Description of the task
Take the data below and filter it for lines containing the word "JSON"; show each line found.

Given entries

Start of Block

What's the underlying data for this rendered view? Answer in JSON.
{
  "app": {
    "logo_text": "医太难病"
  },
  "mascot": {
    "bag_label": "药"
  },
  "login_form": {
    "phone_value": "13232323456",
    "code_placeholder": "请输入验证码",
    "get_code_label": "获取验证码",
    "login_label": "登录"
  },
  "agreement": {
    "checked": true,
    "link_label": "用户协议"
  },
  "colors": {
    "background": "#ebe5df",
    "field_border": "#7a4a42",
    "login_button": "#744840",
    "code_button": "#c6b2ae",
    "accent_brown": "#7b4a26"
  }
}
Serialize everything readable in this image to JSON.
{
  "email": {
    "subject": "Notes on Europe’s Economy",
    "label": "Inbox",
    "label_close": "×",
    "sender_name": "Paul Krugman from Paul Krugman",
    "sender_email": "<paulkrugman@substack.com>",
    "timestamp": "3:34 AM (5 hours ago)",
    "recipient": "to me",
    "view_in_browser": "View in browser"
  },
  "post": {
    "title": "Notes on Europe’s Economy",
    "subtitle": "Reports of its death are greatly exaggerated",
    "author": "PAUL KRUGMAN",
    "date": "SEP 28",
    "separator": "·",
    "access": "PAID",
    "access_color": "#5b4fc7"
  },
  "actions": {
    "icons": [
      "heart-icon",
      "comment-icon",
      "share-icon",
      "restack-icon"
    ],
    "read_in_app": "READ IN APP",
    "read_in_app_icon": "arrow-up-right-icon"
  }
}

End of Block
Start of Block

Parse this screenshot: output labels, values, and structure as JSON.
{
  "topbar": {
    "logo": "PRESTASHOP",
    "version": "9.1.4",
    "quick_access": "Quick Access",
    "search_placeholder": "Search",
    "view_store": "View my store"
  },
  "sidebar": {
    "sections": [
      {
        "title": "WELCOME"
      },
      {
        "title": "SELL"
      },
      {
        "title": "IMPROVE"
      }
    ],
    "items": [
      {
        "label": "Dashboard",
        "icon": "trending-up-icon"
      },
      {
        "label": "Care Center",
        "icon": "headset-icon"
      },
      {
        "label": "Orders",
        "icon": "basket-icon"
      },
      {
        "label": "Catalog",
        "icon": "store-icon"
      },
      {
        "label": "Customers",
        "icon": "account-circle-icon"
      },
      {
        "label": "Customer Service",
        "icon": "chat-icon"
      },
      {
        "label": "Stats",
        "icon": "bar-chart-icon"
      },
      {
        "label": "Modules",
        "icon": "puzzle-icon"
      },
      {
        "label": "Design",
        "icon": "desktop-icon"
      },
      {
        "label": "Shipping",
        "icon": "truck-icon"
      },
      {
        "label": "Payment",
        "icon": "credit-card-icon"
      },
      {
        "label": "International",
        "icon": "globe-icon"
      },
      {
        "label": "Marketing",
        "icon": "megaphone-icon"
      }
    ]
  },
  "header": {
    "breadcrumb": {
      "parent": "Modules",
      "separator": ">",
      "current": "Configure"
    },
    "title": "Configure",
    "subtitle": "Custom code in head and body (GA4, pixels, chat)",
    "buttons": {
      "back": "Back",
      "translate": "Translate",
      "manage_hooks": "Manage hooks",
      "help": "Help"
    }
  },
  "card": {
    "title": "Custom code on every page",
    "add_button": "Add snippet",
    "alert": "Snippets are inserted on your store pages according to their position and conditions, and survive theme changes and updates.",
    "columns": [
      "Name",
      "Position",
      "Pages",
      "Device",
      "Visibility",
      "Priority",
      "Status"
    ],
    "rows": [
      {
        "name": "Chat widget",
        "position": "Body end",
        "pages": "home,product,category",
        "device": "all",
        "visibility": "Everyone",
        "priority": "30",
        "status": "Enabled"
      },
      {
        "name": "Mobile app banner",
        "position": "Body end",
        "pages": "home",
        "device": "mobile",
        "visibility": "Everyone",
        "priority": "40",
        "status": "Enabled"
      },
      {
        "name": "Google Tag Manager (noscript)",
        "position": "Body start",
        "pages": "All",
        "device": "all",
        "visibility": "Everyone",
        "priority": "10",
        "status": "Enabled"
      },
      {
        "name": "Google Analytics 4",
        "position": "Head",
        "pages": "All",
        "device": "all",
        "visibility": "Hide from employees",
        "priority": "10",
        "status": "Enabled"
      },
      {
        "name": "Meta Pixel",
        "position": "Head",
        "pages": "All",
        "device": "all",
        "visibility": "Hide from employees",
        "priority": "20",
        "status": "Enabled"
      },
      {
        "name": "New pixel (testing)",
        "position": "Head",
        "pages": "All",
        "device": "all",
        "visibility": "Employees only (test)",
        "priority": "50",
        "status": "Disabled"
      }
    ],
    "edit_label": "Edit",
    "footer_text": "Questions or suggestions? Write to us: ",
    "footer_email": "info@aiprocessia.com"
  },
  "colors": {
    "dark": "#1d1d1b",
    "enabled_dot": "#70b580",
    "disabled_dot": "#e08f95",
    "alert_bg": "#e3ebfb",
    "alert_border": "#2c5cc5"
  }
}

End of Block
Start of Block

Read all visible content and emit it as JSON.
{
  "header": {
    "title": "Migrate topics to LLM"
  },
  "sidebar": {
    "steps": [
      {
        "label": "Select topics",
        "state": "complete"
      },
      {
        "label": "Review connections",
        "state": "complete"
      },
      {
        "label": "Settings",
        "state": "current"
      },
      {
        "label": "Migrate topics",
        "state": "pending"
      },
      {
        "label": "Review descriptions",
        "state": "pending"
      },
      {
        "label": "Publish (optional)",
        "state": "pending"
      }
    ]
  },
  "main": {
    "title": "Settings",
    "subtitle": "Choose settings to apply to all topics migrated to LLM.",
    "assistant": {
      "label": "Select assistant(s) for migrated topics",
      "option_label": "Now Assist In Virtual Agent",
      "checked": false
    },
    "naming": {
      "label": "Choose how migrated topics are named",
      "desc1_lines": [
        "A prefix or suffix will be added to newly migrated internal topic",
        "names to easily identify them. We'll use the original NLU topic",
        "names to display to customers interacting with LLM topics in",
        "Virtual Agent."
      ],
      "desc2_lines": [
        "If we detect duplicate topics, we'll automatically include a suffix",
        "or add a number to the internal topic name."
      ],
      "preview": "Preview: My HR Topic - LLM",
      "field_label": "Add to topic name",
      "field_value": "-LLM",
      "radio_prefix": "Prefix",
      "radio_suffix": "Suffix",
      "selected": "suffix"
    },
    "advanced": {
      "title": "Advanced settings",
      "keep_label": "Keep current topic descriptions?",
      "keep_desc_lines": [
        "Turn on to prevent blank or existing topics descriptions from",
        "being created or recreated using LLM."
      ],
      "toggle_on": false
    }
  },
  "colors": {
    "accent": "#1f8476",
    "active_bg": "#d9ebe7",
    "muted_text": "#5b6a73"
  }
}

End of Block

Written solution
What's the underlying data for this rendered view? Answer in JSON.
Serialize everything readable in this image to JSON.
Parse this screenshot: output labels, values, and structure as JSON.
Read all visible content and emit it as JSON.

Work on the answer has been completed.